The Platform for an Independent Judiciary in Turkey expresses its concern and calls for the attention of the international community on the mass trials against lawyers that are going on in Turkey.
On 4-6 January 2023 the last hearings of a retrial are scheduled before the Ankara Regional Appeal Court (22nd Penal Chamber, docket no: 2022/311). These proceedings concern 21 members of the Ankara Bar Association which started with the intervention of the Prosecutor’s office and the police raids in 2016. Before the Court of Cassation ordered a new trial in March 2022, the defendants had been sentenced in first instance and appeal to prison terms ranging from more than six years to well over eight years.
These lawyers clearly face persecution only due to their role as defence counsels for persons who face criminal prosecution because of the alleged membership of a terrorist organization.
This last development sadly confirms a trend already pointed out in the 2020 report by the Commissioner for human rights of the Council of Europe (CommDH(2020)1), highlighting an increasingly suspicious and hostile attitude towards lawyers who play an active role as human rights defenders and the chilling effect for the entire profession caused by numerous judicial actions specifically targeting lawyers, where acts that form part and parcel of their profession were admitted as evidence.
We call to mind here the numerous international standards that stress the crucial role lawyers have in order to guarantee the fairness of the judicial system, and more generally, in the protection and defense of human rights and thus also – if necessary – by bringing the violations of these rights to daylight.
Lawyers must be in the condition to independently fulfill their duties within the framework of their professional obligation to defend the rights and interests of their clients, thus contributing to the fair administration of justice and the preservation of the rule of law in a democratic society.
Persecuting lawyers for the simple fact that they are involved in the defense of their clients, while considering legitimate professional activities as incriminating evidence, confirms the continued backsliding of the rule of law in Turkey.In such a context, where there is in general no longer an independent judiciary which can ensure fair trials, we therefore express our deepest concern that the accused lawyers will not face hearings that are in compliance with the minimal procedural guarantees as enshrined in Article 6 of the European Convention on Human Rights (ECHR).
While reaffirming the urgency to restore the rule of law and an independent judicial system, we deem that it is essential to ensure the presence of (international) observers in the forthcoming hearings, and in that way allow the scrutiny of the fairness of the trials and to assess whether the human rights of the accused are being upheld.

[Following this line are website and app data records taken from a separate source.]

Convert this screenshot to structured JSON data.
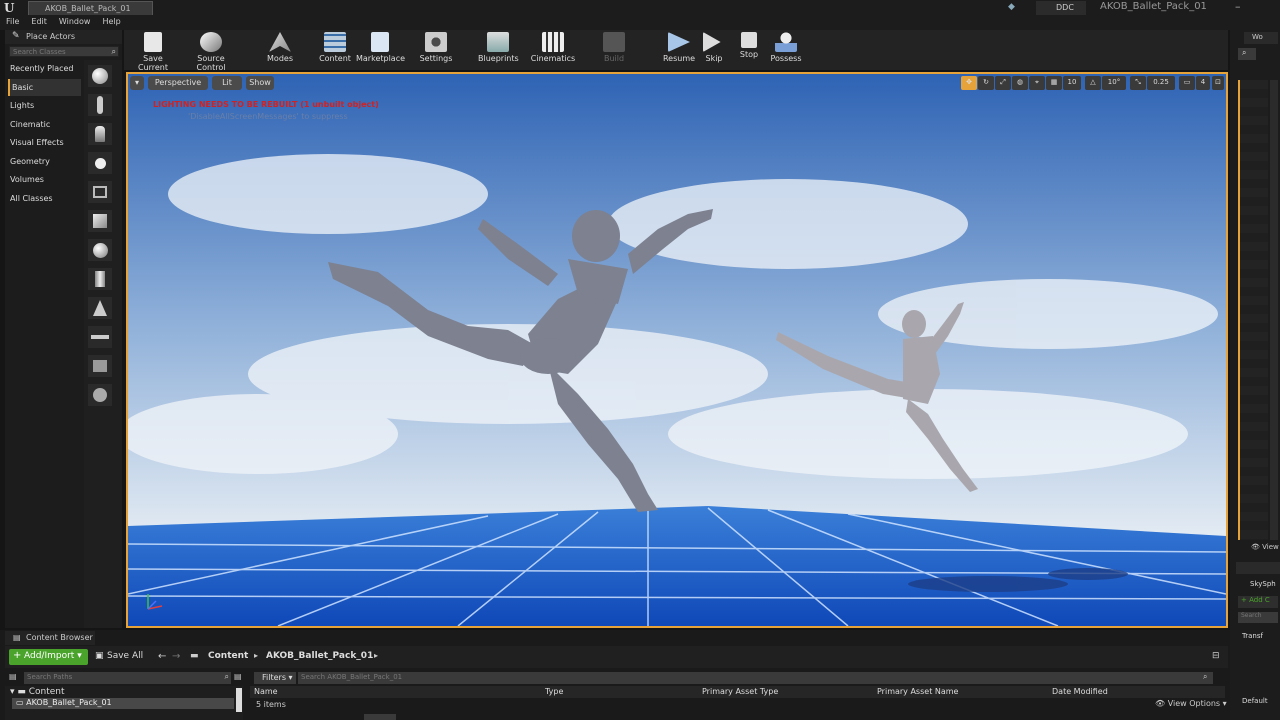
{
  "window": {
    "tab_title": "AKOB_Ballet_Pack_01",
    "project_name": "AKOB_Ballet_Pack_01",
    "ddc_label": "DDC",
    "menu": [
      "File",
      "Edit",
      "Window",
      "Help"
    ]
  },
  "place_actors": {
    "title": "Place Actors",
    "search_placeholder": "Search Classes",
    "categories": [
      "Recently Placed",
      "Basic",
      "Lights",
      "Cinematic",
      "Visual Effects",
      "Geometry",
      "Volumes",
      "All Classes"
    ],
    "active_category": "Basic"
  },
  "toolbar": {
    "buttons": [
      {
        "label": "Save Current",
        "icon": "save-icon"
      },
      {
        "label": "Source Control",
        "icon": "source-control-icon"
      },
      {
        "label": "Modes",
        "icon": "modes-icon"
      },
      {
        "label": "Content",
        "icon": "content-icon"
      },
      {
        "label": "Marketplace",
        "icon": "marketplace-icon"
      },
      {
        "label": "Settings",
        "icon": "settings-icon"
      },
      {
        "label": "Blueprints",
        "icon": "blueprints-icon"
      },
      {
        "label": "Cinematics",
        "icon": "cinematics-icon"
      },
      {
        "label": "Build",
        "icon": "build-icon",
        "disabled": true
      },
      {
        "label": "Resume",
        "icon": "resume-icon"
      },
      {
        "label": "Skip",
        "icon": "skip-icon"
      },
      {
        "label": "Stop",
        "icon": "stop-icon"
      },
      {
        "label": "Possess",
        "icon": "possess-icon"
      }
    ]
  },
  "viewport": {
    "perspective_label": "Perspective",
    "lit_label": "Lit",
    "show_label": "Show",
    "grid_snap": "10",
    "rotation_snap": "10°",
    "scale_snap": "0.25",
    "camera_speed": "4",
    "warning": "LIGHTING NEEDS TO BE REBUILT (1 unbuilt object)",
    "warning_hint": "'DisableAllScreenMessages' to suppress"
  },
  "content_browser": {
    "title": "Content Browser",
    "add_import_label": "Add/Import",
    "save_all_label": "Save All",
    "breadcrumb": [
      "Content",
      "AKOB_Ballet_Pack_01"
    ],
    "path_search_placeholder": "Search Paths",
    "filters_label": "Filters",
    "asset_search_placeholder": "Search AKOB_Ballet_Pack_01",
    "tree": {
      "root": "Content",
      "child": "AKOB_Ballet_Pack_01"
    },
    "columns": [
      "Name",
      "Type",
      "Primary Asset Type",
      "Primary Asset Name",
      "Date Modified"
    ],
    "item_count": "5 items",
    "view_options_label": "View Options"
  },
  "right_panel": {
    "tab_label": "Wo",
    "sky_sphere": "SkySph",
    "add_component": "+ Add C",
    "search": "Search",
    "transform": "Transf",
    "view_label": "View",
    "default_label": "Default"
  },
  "colors": {
    "accent": "#e6a33a",
    "add_button": "#4aa32b",
    "warning": "#d02222"
  }
}
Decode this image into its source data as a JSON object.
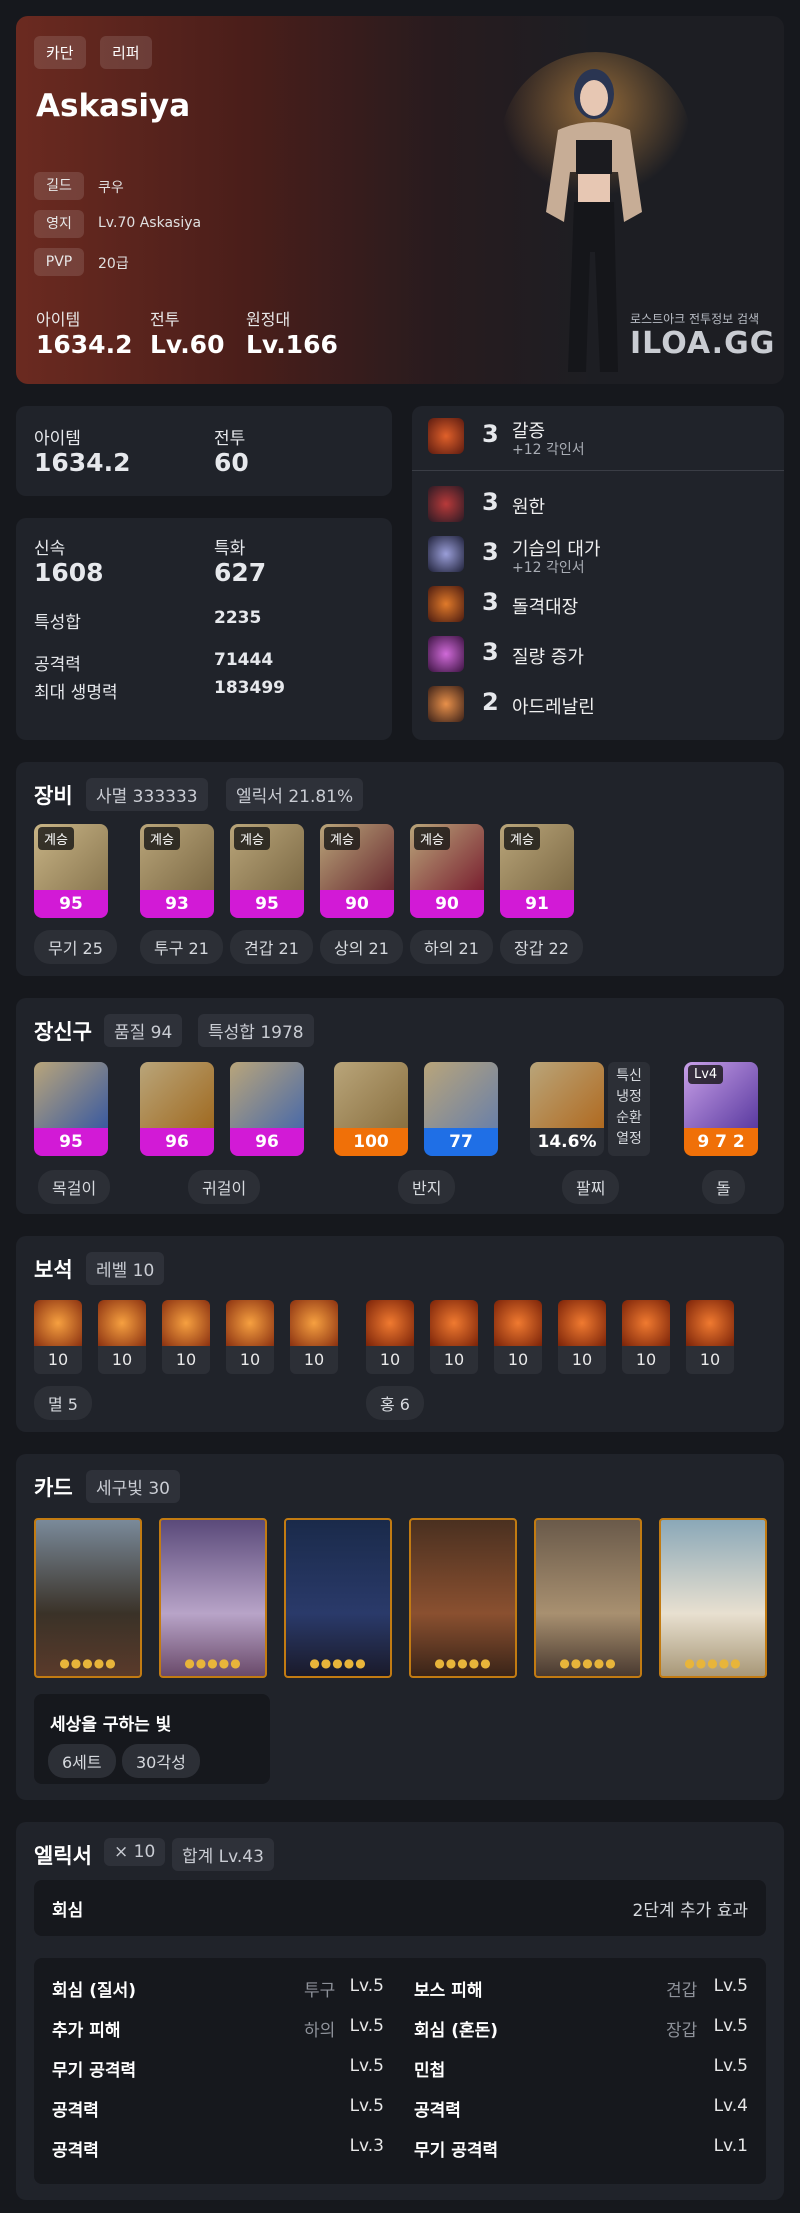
{
  "hero": {
    "tags": [
      "카단",
      "리퍼"
    ],
    "name": "Askasiya",
    "info": [
      {
        "label": "길드",
        "value": "쿠우"
      },
      {
        "label": "영지",
        "value": "Lv.70 Askasiya"
      },
      {
        "label": "PVP",
        "value": "20급"
      }
    ],
    "stats": [
      {
        "label": "아이템",
        "value": "1634.2"
      },
      {
        "label": "전투",
        "value": "Lv.60"
      },
      {
        "label": "원정대",
        "value": "Lv.166"
      }
    ],
    "brand_sub": "로스트아크 전투정보 검색",
    "brand": "ILOA.GG"
  },
  "summary": {
    "item_label": "아이템",
    "item_value": "1634.2",
    "combat_label": "전투",
    "combat_value": "60"
  },
  "stats": {
    "swift_label": "신속",
    "swift_value": "1608",
    "spec_label": "특화",
    "spec_value": "627",
    "total_label": "특성합",
    "total_value": "2235",
    "atk_label": "공격력",
    "atk_value": "71444",
    "hp_label": "최대 생명력",
    "hp_value": "183499"
  },
  "engravings": {
    "top": {
      "level": "3",
      "name": "갈증",
      "sub": "+12 각인서"
    },
    "items": [
      {
        "level": "3",
        "name": "원한",
        "sub": ""
      },
      {
        "level": "3",
        "name": "기습의 대가",
        "sub": "+12 각인서"
      },
      {
        "level": "3",
        "name": "돌격대장",
        "sub": ""
      },
      {
        "level": "3",
        "name": "질량 증가",
        "sub": ""
      },
      {
        "level": "2",
        "name": "아드레날린",
        "sub": ""
      }
    ]
  },
  "equipment": {
    "title": "장비",
    "chips": [
      "사멸 333333",
      "엘릭서 21.81%"
    ],
    "items": [
      {
        "tag": "계승",
        "quality": "95",
        "label": "무기 25"
      },
      {
        "tag": "계승",
        "quality": "93",
        "label": "투구 21"
      },
      {
        "tag": "계승",
        "quality": "95",
        "label": "견갑 21"
      },
      {
        "tag": "계승",
        "quality": "90",
        "label": "상의 21"
      },
      {
        "tag": "계승",
        "quality": "90",
        "label": "하의 21"
      },
      {
        "tag": "계승",
        "quality": "91",
        "label": "장갑 22"
      }
    ]
  },
  "accessories": {
    "title": "장신구",
    "chips": [
      "품질 94",
      "특성합 1978"
    ],
    "items": [
      {
        "quality": "95"
      },
      {
        "quality": "96"
      },
      {
        "quality": "96"
      },
      {
        "quality": "100"
      },
      {
        "quality": "77"
      }
    ],
    "labels": [
      "목걸이",
      "귀걸이",
      "반지",
      "팔찌",
      "돌"
    ],
    "bracelet_value": "14.6%",
    "bracelet_effects": [
      "특신",
      "냉정",
      "순환",
      "열정"
    ],
    "stone_level": "Lv4",
    "stone_value": "9 7 2"
  },
  "gems": {
    "title": "보석",
    "chips": [
      "레벨 10"
    ],
    "group1": [
      "10",
      "10",
      "10",
      "10",
      "10"
    ],
    "group2": [
      "10",
      "10",
      "10",
      "10",
      "10",
      "10"
    ],
    "label1": "멸 5",
    "label2": "홍 6"
  },
  "cards": {
    "title": "카드",
    "chips": [
      "세구빛 30"
    ],
    "set_name": "세상을 구하는 빛",
    "set_chips": [
      "6세트",
      "30각성"
    ]
  },
  "elixir": {
    "title": "엘릭서",
    "chips": [
      "× 10",
      "합계 Lv.43"
    ],
    "effect_name": "회심",
    "effect_desc": "2단계 추가 효과",
    "left": [
      {
        "name": "회심 (질서)",
        "part": "투구",
        "lv": "Lv.5"
      },
      {
        "name": "추가 피해",
        "part": "하의",
        "lv": "Lv.5"
      },
      {
        "name": "무기 공격력",
        "part": "",
        "lv": "Lv.5"
      },
      {
        "name": "공격력",
        "part": "",
        "lv": "Lv.5"
      },
      {
        "name": "공격력",
        "part": "",
        "lv": "Lv.3"
      }
    ],
    "right": [
      {
        "name": "보스 피해",
        "part": "견갑",
        "lv": "Lv.5"
      },
      {
        "name": "회심 (혼돈)",
        "part": "장갑",
        "lv": "Lv.5"
      },
      {
        "name": "민첩",
        "part": "",
        "lv": "Lv.5"
      },
      {
        "name": "공격력",
        "part": "",
        "lv": "Lv.4"
      },
      {
        "name": "무기 공격력",
        "part": "",
        "lv": "Lv.1"
      }
    ]
  }
}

President of the Association of European Administrative Judges (AEAJ)
President of the European Association of Judges (EAJ)
President of Judges for Judges
President of Magistrats Européens pour la Démocratie et les Libertés (MEDEL)
Europe, 29 December 2022